→ Instructions for the task: Collect every line below that contains the word "title".

→ Information supplied:
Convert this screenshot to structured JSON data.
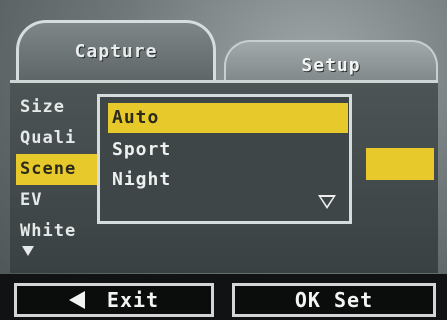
{
  "tabs": {
    "capture": "Capture",
    "setup": "Setup"
  },
  "menu": {
    "items": [
      "Size",
      "Quali",
      "Scene",
      "EV",
      "White"
    ],
    "selected_index": 2
  },
  "dropdown": {
    "options": [
      "Auto",
      "Sport",
      "Night"
    ],
    "selected": "Auto"
  },
  "buttons": {
    "exit": "Exit",
    "ok_set": "OK Set"
  },
  "colors": {
    "highlight": "#e8c92c",
    "panel": "#3e4647",
    "text": "#eef0f0"
  },
  "icons": {
    "exit": "left-arrow-icon",
    "more_menu": "down-arrow-icon",
    "more_options": "down-arrow-icon"
  }
}
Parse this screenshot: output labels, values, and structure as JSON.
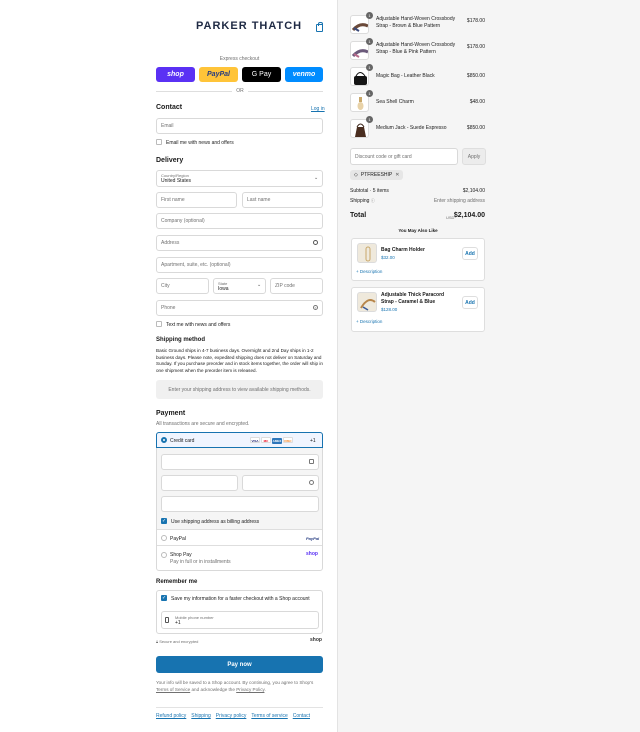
{
  "brand": {
    "logo": "PARKER THATCH"
  },
  "express": {
    "label": "Express checkout",
    "buttons": [
      {
        "label": "shop",
        "color": "#5a31f4"
      },
      {
        "label": "PayPal",
        "color": "#ffc439"
      },
      {
        "label": "G Pay",
        "color": "#000000"
      },
      {
        "label": "venmo",
        "color": "#008cff"
      }
    ],
    "or": "OR"
  },
  "contact": {
    "heading": "Contact",
    "login": "Log in",
    "email_placeholder": "Email",
    "news_label": "Email me with news and offers"
  },
  "delivery": {
    "heading": "Delivery",
    "country_label": "Country/Region",
    "country_value": "United States",
    "first_name": "First name",
    "last_name": "Last name",
    "company": "Company (optional)",
    "address": "Address",
    "apartment": "Apartment, suite, etc. (optional)",
    "city": "City",
    "state_label": "State",
    "state_value": "Iowa",
    "zip": "ZIP code",
    "phone": "Phone",
    "text_label": "Text me with news and offers"
  },
  "shipping": {
    "heading": "Shipping method",
    "body": "Basic Ground ships in 4-7 business days. Overnight and 2nd Day ships in 1-2 business days. Please note, expedited shipping does not deliver on Saturday and Sunday. If you purchase preorder and in stock items together, the order will ship in one shipment when the preorder item is released.",
    "note": "Enter your shipping address to view available shipping methods."
  },
  "payment": {
    "heading": "Payment",
    "sub": "All transactions are secure and encrypted.",
    "credit_card": "Credit card",
    "cards": [
      "VISA",
      "MC",
      "AMEX",
      "DISC"
    ],
    "more_cards": "+1",
    "billing_label": "Use shipping address as billing address",
    "paypal": "PayPal",
    "paypal_logo": "PayPal",
    "shop_pay": "Shop Pay",
    "shop_pay_sub": "Pay in full or in installments",
    "shop_logo": "shop"
  },
  "remember": {
    "heading": "Remember me",
    "save_label": "Save my information for a faster checkout with a Shop account",
    "phone_label": "Mobile phone number",
    "phone_value": "+1",
    "secure": "Secure and encrypted",
    "shop": "shop"
  },
  "pay_now": "Pay now",
  "legal": {
    "text1": "Your info will be saved to a Shop account. By continuing, you agree to Shop's",
    "terms": "Terms of Service",
    "text2": "and acknowledge the",
    "privacy": "Privacy Policy",
    "text3": "."
  },
  "footer_links": [
    "Refund policy",
    "Shipping",
    "Privacy policy",
    "Terms of service",
    "Contact"
  ],
  "cart": {
    "items": [
      {
        "name": "Adjustable Hand-Woven Crossbody Strap - Brown & Blue Pattern",
        "price": "$178.00",
        "qty": "1"
      },
      {
        "name": "Adjustable Hand-Woven Crossbody Strap - Blue & Pink Pattern",
        "price": "$178.00",
        "qty": "1"
      },
      {
        "name": "Magic Bag - Leather Black",
        "price": "$850.00",
        "qty": "1"
      },
      {
        "name": "Sea Shell Charm",
        "price": "$48.00",
        "qty": "1"
      },
      {
        "name": "Medium Jack - Suede Espresso",
        "price": "$850.00",
        "qty": "1"
      }
    ],
    "discount_placeholder": "Discount code or gift card",
    "apply": "Apply",
    "code": "PTFREESHIP",
    "subtotal_label": "Subtotal · 5 items",
    "subtotal": "$2,104.00",
    "shipping_label": "Shipping",
    "shipping_value": "Enter shipping address",
    "total_label": "Total",
    "currency": "USD",
    "total": "$2,104.00",
    "recs_heading": "You May Also Like",
    "recs": [
      {
        "name": "Bag Charm Holder",
        "price": "$32.00",
        "add": "Add",
        "desc": "Description"
      },
      {
        "name": "Adjustable Thick Paracord Strap - Caramel & Blue",
        "price": "$128.00",
        "add": "Add",
        "desc": "Description"
      }
    ]
  }
}
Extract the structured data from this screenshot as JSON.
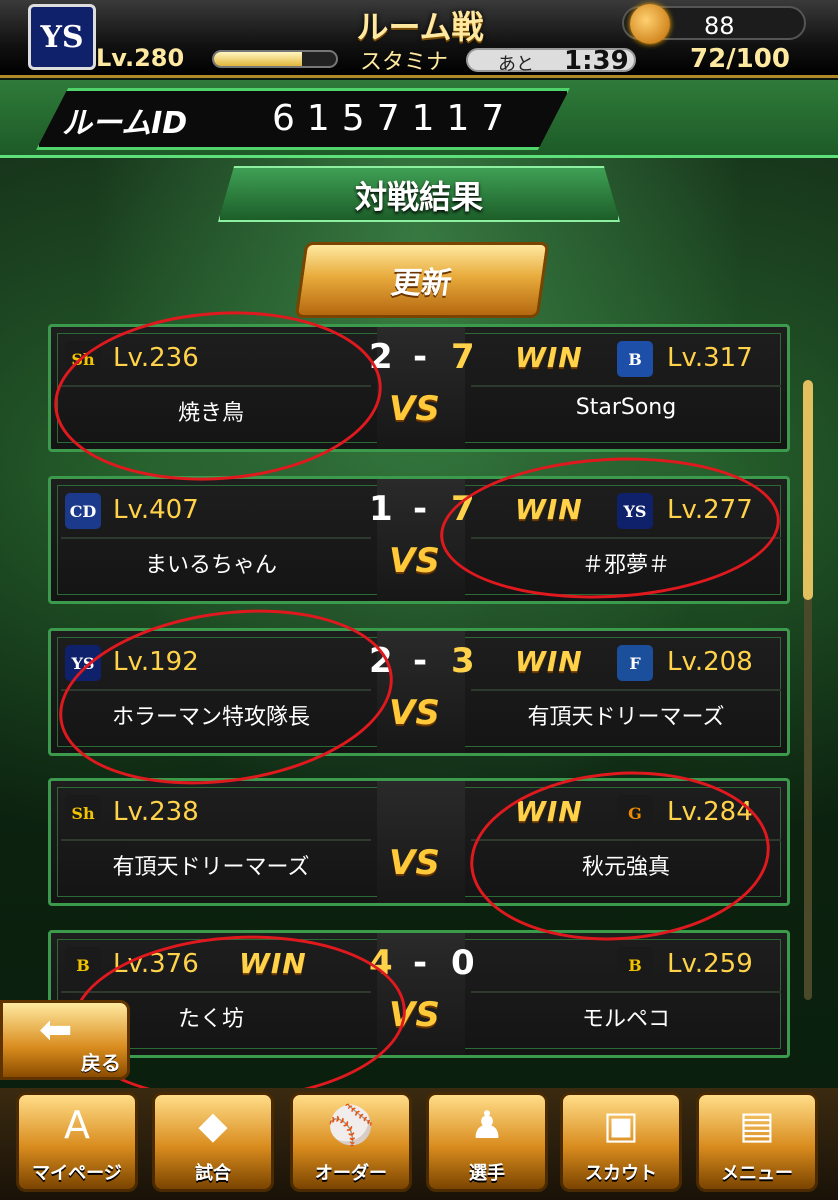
{
  "header": {
    "team_emblem": "YS",
    "title": "ルーム戦",
    "currency_value": "88",
    "level": "Lv.280",
    "stamina_label": "スタミナ",
    "stamina_fraction": 0.72,
    "remaining_label": "あと",
    "remaining_time": "1:39",
    "stamina_value": "72/100"
  },
  "room": {
    "label": "ルームID",
    "id": "6157117"
  },
  "section": {
    "title": "対戦結果"
  },
  "refresh_button": "更新",
  "vs_text": "VS",
  "win_text": "WIN",
  "dash": "-",
  "matches": [
    {
      "left": {
        "icon": "Sh",
        "level": "Lv.236",
        "name": "焼き鳥",
        "icon_color": "#1a1a1a",
        "icon_text_color": "#f2c300"
      },
      "right": {
        "icon": "B",
        "level": "Lv.317",
        "name": "StarSong",
        "icon_color": "#1d4fa8",
        "icon_text_color": "#ffffff"
      },
      "score_left": "2",
      "score_right": "7",
      "winner": "right"
    },
    {
      "left": {
        "icon": "CD",
        "level": "Lv.407",
        "name": "まいるちゃん",
        "icon_color": "#1b3a8c",
        "icon_text_color": "#ffffff"
      },
      "right": {
        "icon": "YS",
        "level": "Lv.277",
        "name": "＃邪夢＃",
        "icon_color": "#10216b",
        "icon_text_color": "#ffffff"
      },
      "score_left": "1",
      "score_right": "7",
      "winner": "right"
    },
    {
      "left": {
        "icon": "YS",
        "level": "Lv.192",
        "name": "ホラーマン特攻隊長",
        "icon_color": "#10216b",
        "icon_text_color": "#ffffff"
      },
      "right": {
        "icon": "F",
        "level": "Lv.208",
        "name": "有頂天ドリーマーズ",
        "icon_color": "#1b4f9c",
        "icon_text_color": "#ffffff"
      },
      "score_left": "2",
      "score_right": "3",
      "winner": "right"
    },
    {
      "left": {
        "icon": "Sh",
        "level": "Lv.238",
        "name": "有頂天ドリーマーズ",
        "icon_color": "#1a1a1a",
        "icon_text_color": "#f2c300"
      },
      "right": {
        "icon": "G",
        "level": "Lv.284",
        "name": "秋元強真",
        "icon_color": "#1a1a1a",
        "icon_text_color": "#f08a00"
      },
      "score_left": "",
      "score_right": "",
      "winner": "right"
    },
    {
      "left": {
        "icon": "B",
        "level": "Lv.376",
        "name": "たく坊",
        "icon_color": "#1a1a1a",
        "icon_text_color": "#f2c300"
      },
      "right": {
        "icon": "B",
        "level": "Lv.259",
        "name": "モルペコ",
        "icon_color": "#1a1a1a",
        "icon_text_color": "#f2c300"
      },
      "score_left": "4",
      "score_right": "0",
      "winner": "left"
    }
  ],
  "back_button": "戻る",
  "nav": [
    {
      "label": "マイページ",
      "icon": "A"
    },
    {
      "label": "試合",
      "icon": "◆"
    },
    {
      "label": "オーダー",
      "icon": "⚾"
    },
    {
      "label": "選手",
      "icon": "♟"
    },
    {
      "label": "スカウト",
      "icon": "▣"
    },
    {
      "label": "メニュー",
      "icon": "▤"
    }
  ],
  "colors": {
    "accent_green": "#3c9a4d",
    "gold": "#ffd24a",
    "annotation_red": "#e0191e"
  }
}
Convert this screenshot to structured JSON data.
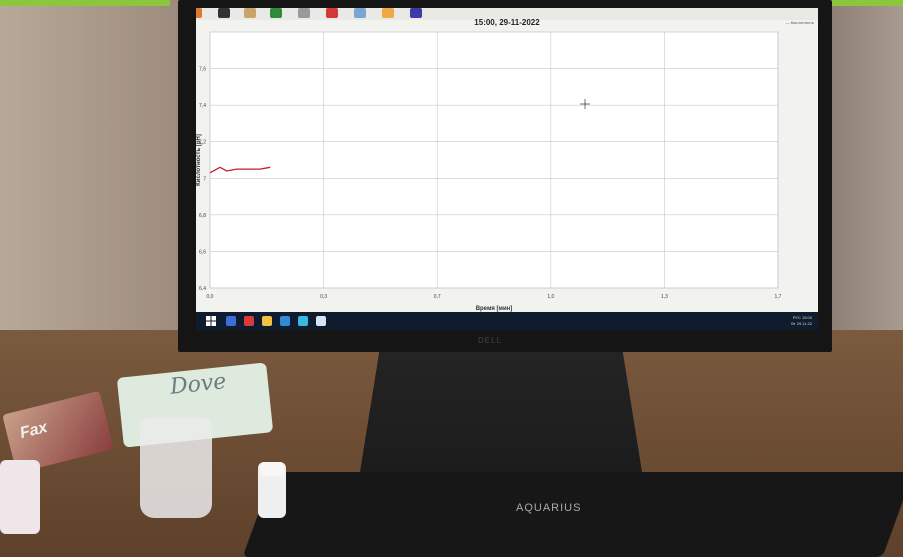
{
  "top_strip": {
    "colors": [
      "#8cc63f",
      "#ffffff"
    ]
  },
  "screen": {
    "title": "15:00, 29-11-2022",
    "legend_label": "Кислотность",
    "taskbar": {
      "language": "РУС",
      "time": "15:00",
      "date": "Вт 29.11.22"
    }
  },
  "chart_data": {
    "type": "line",
    "title": "15:00, 29-11-2022",
    "xlabel": "Время [мин]",
    "ylabel": "Кислотность [pH]",
    "xlim": [
      0,
      1.7
    ],
    "ylim": [
      6.4,
      7.8
    ],
    "x_ticks": [
      "0,0",
      "0,3",
      "0,7",
      "1,0",
      "1,3",
      "1,7"
    ],
    "y_ticks": [
      "6,4",
      "6,6",
      "6,8",
      "7",
      "7,2",
      "7,4",
      "7,6"
    ],
    "grid": true,
    "legend": "top-right",
    "series": [
      {
        "name": "Кислотность",
        "color": "#c41e2a",
        "x": [
          0.0,
          0.03,
          0.05,
          0.08,
          0.12,
          0.15,
          0.18
        ],
        "y": [
          7.03,
          7.06,
          7.04,
          7.05,
          7.05,
          7.05,
          7.06
        ]
      }
    ]
  },
  "monitor": {
    "brand": "DELL"
  },
  "keyboard": {
    "brand": "AQUARIUS"
  },
  "products": {
    "soap_1": "Dove",
    "soap_2": "Fax"
  }
}
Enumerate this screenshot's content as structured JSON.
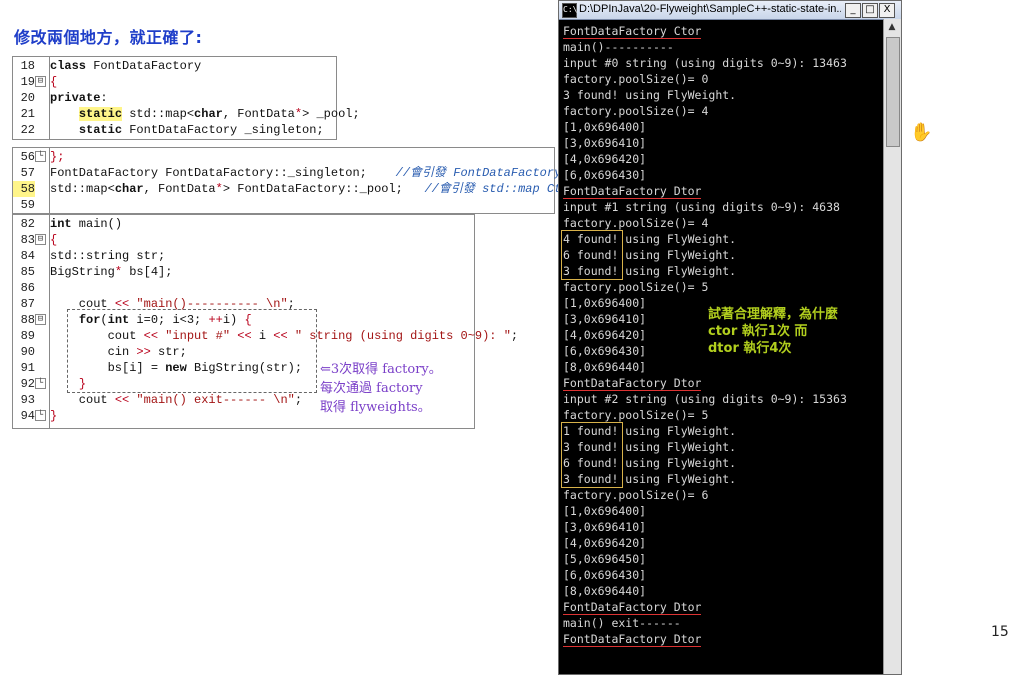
{
  "slide": {
    "title": "修改兩個地方，就正確了:",
    "page_number": "15"
  },
  "code_block1": [
    {
      "num": "18",
      "fold": "",
      "parts": [
        [
          "kb",
          "class"
        ],
        [
          "ty",
          " FontDataFactory"
        ]
      ]
    },
    {
      "num": "19",
      "fold": "⊟",
      "parts": [
        [
          "op",
          "{"
        ]
      ]
    },
    {
      "num": "20",
      "fold": "",
      "parts": [
        [
          "kb",
          "private"
        ],
        [
          "ty",
          ":"
        ]
      ]
    },
    {
      "num": "21",
      "fold": "",
      "parts": [
        [
          "ty",
          "    "
        ],
        [
          "kbhl",
          "static"
        ],
        [
          "ty",
          " std::map<"
        ],
        [
          "kb",
          "char"
        ],
        [
          "ty",
          ", FontData"
        ],
        [
          "op",
          "*"
        ],
        [
          "ty",
          "> _pool;"
        ]
      ]
    },
    {
      "num": "22",
      "fold": "",
      "parts": [
        [
          "ty",
          "    "
        ],
        [
          "kb",
          "static"
        ],
        [
          "ty",
          " FontDataFactory _singleton;"
        ]
      ]
    }
  ],
  "code_block2": [
    {
      "num": "56",
      "fold": "└",
      "parts": [
        [
          "op",
          "};"
        ]
      ]
    },
    {
      "num": "57",
      "fold": "",
      "parts": [
        [
          "ty",
          "FontDataFactory FontDataFactory::_singleton;    "
        ],
        [
          "cm",
          "//會引發 FontDataFactory Ctor"
        ]
      ]
    },
    {
      "num": "58",
      "fold": "",
      "parts": [
        [
          "ty",
          "std::map<"
        ],
        [
          "kb",
          "char"
        ],
        [
          "ty",
          ", FontData"
        ],
        [
          "op",
          "*"
        ],
        [
          "ty",
          "> FontDataFactory::_pool;   "
        ],
        [
          "cm",
          "//會引發 std::map Ctor"
        ]
      ]
    },
    {
      "num": "59",
      "fold": "",
      "parts": []
    }
  ],
  "code_block3": [
    {
      "num": "82",
      "fold": "",
      "parts": [
        [
          "kb",
          "int"
        ],
        [
          "ty",
          " main()"
        ]
      ]
    },
    {
      "num": "83",
      "fold": "⊟",
      "parts": [
        [
          "op",
          "{"
        ]
      ]
    },
    {
      "num": "84",
      "fold": "",
      "parts": [
        [
          "ty",
          "std::string str;"
        ]
      ]
    },
    {
      "num": "85",
      "fold": "",
      "parts": [
        [
          "ty",
          "BigString"
        ],
        [
          "op",
          "*"
        ],
        [
          "ty",
          " bs[4];"
        ]
      ]
    },
    {
      "num": "86",
      "fold": "",
      "parts": []
    },
    {
      "num": "87",
      "fold": "",
      "parts": [
        [
          "ty",
          "    cout "
        ],
        [
          "op",
          "<<"
        ],
        [
          "s",
          " \"main()---------- \\n\""
        ],
        [
          "ty",
          ";"
        ]
      ]
    },
    {
      "num": "88",
      "fold": "⊟",
      "parts": [
        [
          "ty",
          "    "
        ],
        [
          "kb",
          "for"
        ],
        [
          "ty",
          "("
        ],
        [
          "kb",
          "int"
        ],
        [
          "ty",
          " i=0; i<3; "
        ],
        [
          "op",
          "++"
        ],
        [
          "ty",
          "i) "
        ],
        [
          "op",
          "{"
        ]
      ]
    },
    {
      "num": "89",
      "fold": "",
      "parts": [
        [
          "ty",
          "        cout "
        ],
        [
          "op",
          "<<"
        ],
        [
          "s",
          " \"input #\""
        ],
        [
          "ty",
          " "
        ],
        [
          "op",
          "<<"
        ],
        [
          "ty",
          " i "
        ],
        [
          "op",
          "<<"
        ],
        [
          "s",
          " \" string (using digits 0~9): \""
        ],
        [
          "ty",
          ";"
        ]
      ]
    },
    {
      "num": "90",
      "fold": "",
      "parts": [
        [
          "ty",
          "        cin "
        ],
        [
          "op",
          ">>"
        ],
        [
          "ty",
          " str;"
        ]
      ]
    },
    {
      "num": "91",
      "fold": "",
      "parts": [
        [
          "ty",
          "        bs[i] = "
        ],
        [
          "kb",
          "new"
        ],
        [
          "ty",
          " BigString(str);"
        ]
      ]
    },
    {
      "num": "92",
      "fold": "└",
      "parts": [
        [
          "ty",
          "    "
        ],
        [
          "op",
          "}"
        ]
      ]
    },
    {
      "num": "93",
      "fold": "",
      "parts": [
        [
          "ty",
          "    cout "
        ],
        [
          "op",
          "<<"
        ],
        [
          "s",
          " \"main() exit------ \\n\""
        ],
        [
          "ty",
          ";"
        ]
      ]
    },
    {
      "num": "94",
      "fold": "└",
      "parts": [
        [
          "op",
          "}"
        ]
      ]
    }
  ],
  "annotation": {
    "line1": "⇐3次取得 factory。",
    "line2": "每次通過 factory",
    "line3": "取得 flyweights。"
  },
  "green_note": "試著合理解釋，為什麼\nctor 執行1次 而\ndtor 執行4次",
  "console_window": {
    "title": "D:\\DPInJava\\20-Flyweight\\SampleC++-static-state-in...",
    "minimize": "_",
    "maximize": "□",
    "close": "X",
    "lines": [
      "FontDataFactory Ctor",
      "main()----------",
      "input #0 string (using digits 0~9): 13463",
      "factory.poolSize()= 0",
      "3 found! using FlyWeight.",
      "factory.poolSize()= 4",
      "[1,0x696400]",
      "[3,0x696410]",
      "[4,0x696420]",
      "[6,0x696430]",
      "FontDataFactory Dtor",
      "input #1 string (using digits 0~9): 4638",
      "factory.poolSize()= 4",
      "4 found! using FlyWeight.",
      "6 found! using FlyWeight.",
      "3 found! using FlyWeight.",
      "factory.poolSize()= 5",
      "[1,0x696400]",
      "[3,0x696410]",
      "[4,0x696420]",
      "[6,0x696430]",
      "[8,0x696440]",
      "FontDataFactory Dtor",
      "input #2 string (using digits 0~9): 15363",
      "factory.poolSize()= 5",
      "1 found! using FlyWeight.",
      "3 found! using FlyWeight.",
      "6 found! using FlyWeight.",
      "3 found! using FlyWeight.",
      "factory.poolSize()= 6",
      "[1,0x696400]",
      "[3,0x696410]",
      "[4,0x696420]",
      "[5,0x696450]",
      "[6,0x696430]",
      "[8,0x696440]",
      "FontDataFactory Dtor",
      "main() exit------",
      "FontDataFactory Dtor"
    ],
    "underlined": [
      0,
      10,
      22,
      36,
      38
    ],
    "boxed": [
      [
        13,
        15
      ],
      [
        25,
        28
      ]
    ]
  }
}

→ Answer to this exercise:
    "title": "ルーム戦",
    "title": "対戦結果"
    "title": "15:00, 29-11-2022",
    "title": "15:00, 29-11-2022",
    "title": "修改兩個地方，就正確了:",
    "title": "D:\\DPInJava\\20-Flyweight\\SampleC++-static-state-in...",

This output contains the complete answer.